LEWIS, N.Y. (WCAX) Essex County, New York, is looking to revamp its ambulance services so that people get better care in emergencies.
When a medical emergency arises, every minute a person waits to get treatment counts. That's why Essex County is hoping to reduce the time it takes EMS crews to respond to 911 calls. "If you don't get out of service within eight minutes, it automatically goes to mutual aid in a neighboring town, which could be 20 minutes away, so that's definitely an issue if somebody's in cardiac arrest. That really doesn't help us a lot," said Patty Bashaw, Essex County's EMS Coordinator.
The Essex County Board of Supervisors and their public safety committee have been working on a new strategy to improve EMS services overall. They say one of the biggest challenges is that the number of new volunteer EMTs is dwindling.
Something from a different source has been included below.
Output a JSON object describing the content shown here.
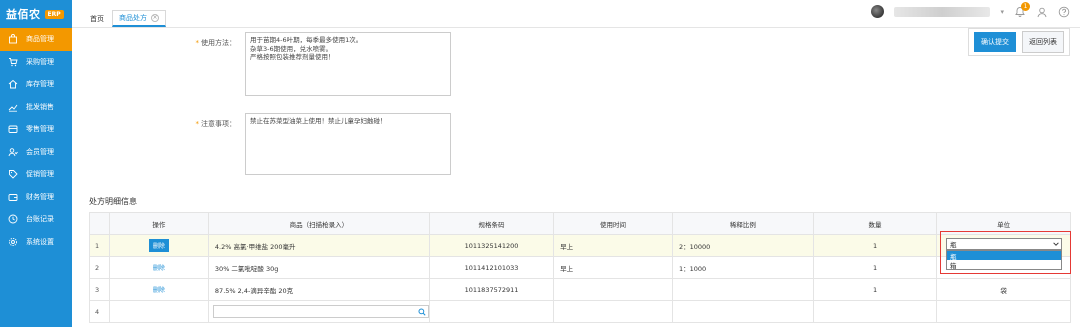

"Maybe at some point down the road we'll have a total county professional EMS system as many counties around the nation have already grown to, but you want to do it, you have to do it carefully. The answers we're coming up with are not ones that are just gonna fall in place automatically," said Shaun Gillilland, the board's vice chair.
They have outlined nine goals for their plan, which include setting a target response time countywide, expanding EMS training opportunities, and consolidating smaller agencies.
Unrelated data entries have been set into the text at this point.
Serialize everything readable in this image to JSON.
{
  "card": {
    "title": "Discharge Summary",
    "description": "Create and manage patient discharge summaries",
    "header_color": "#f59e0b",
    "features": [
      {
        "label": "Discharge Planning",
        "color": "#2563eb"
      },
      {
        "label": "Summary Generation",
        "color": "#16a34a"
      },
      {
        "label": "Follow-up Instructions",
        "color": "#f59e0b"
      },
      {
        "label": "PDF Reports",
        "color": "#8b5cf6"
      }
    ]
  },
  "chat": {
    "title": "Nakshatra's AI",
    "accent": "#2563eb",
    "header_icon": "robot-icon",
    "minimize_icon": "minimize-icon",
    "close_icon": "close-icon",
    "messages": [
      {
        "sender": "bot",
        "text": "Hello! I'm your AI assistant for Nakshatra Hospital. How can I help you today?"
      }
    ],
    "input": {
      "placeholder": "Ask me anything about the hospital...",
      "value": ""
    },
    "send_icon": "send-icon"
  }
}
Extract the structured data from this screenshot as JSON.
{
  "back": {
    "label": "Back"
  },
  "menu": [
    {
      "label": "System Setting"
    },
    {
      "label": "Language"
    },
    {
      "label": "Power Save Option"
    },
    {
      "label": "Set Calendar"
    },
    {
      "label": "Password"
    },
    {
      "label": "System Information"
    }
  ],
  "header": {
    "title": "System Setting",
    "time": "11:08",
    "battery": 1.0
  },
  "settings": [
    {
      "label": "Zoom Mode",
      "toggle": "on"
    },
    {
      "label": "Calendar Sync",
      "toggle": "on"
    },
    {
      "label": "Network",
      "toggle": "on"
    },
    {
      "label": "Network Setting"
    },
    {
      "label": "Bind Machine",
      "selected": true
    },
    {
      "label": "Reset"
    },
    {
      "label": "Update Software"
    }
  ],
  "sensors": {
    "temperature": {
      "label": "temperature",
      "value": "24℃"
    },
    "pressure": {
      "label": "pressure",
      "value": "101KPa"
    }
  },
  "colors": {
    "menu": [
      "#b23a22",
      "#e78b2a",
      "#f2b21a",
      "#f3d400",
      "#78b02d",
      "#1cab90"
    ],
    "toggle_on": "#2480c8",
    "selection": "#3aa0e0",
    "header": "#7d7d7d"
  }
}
For some locations, like the Champlain Valley Senior Community center in Willsboro, ambulance services are needed on a weekly basis. The center's Eli Schwartzberg
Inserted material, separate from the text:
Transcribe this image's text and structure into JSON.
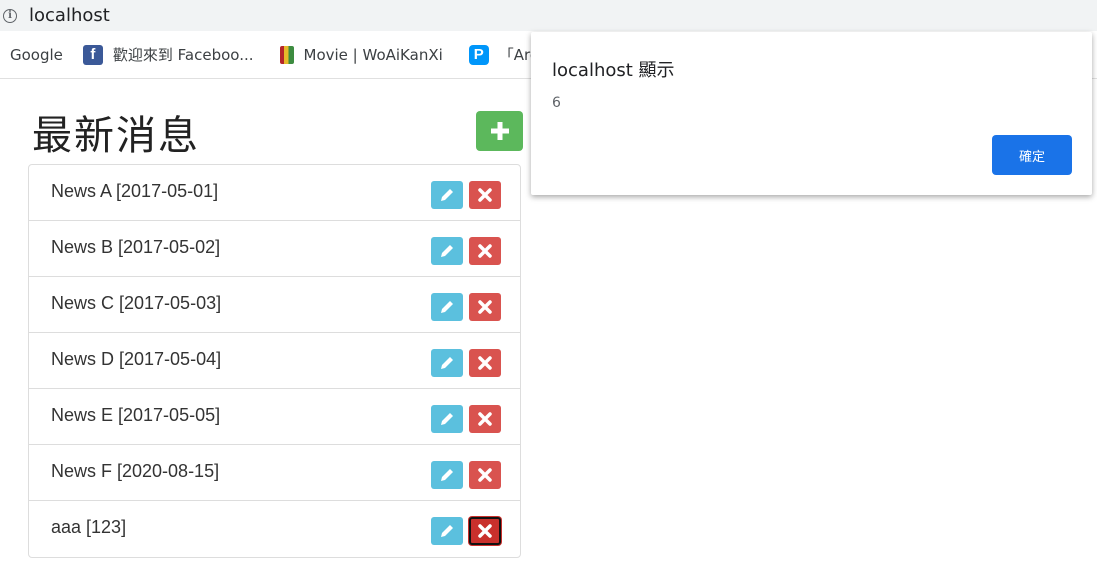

says they're glad to see that the county is making those services a priority. "If we have a fall, if someone hits their head, we try to minimize, but when it happens we really need the EMS here as soon as possible. Seconds can make a big difference -- heart attacks, if someone's unconscious, things like that -- It's critical. Every second counts," she said.
One way they hope to increase their response to 911 calls is by training more emergency responders, such as law enforcement and fire fighters, to do EMT work. That way if one of their departments can respond more quickly than the ambulance, the person in need will get help right away. "Right now we have four EMTs at the sheriff's department level, and they've already been out and using their skills, which is awesome. We're also hoping to get the fire departments involved, so again particularly on those critical care calls," Bashaw said.
They are still analyzing which towns need the most improvement, but they hope to begin implementing at least six of their goals starting in 2018.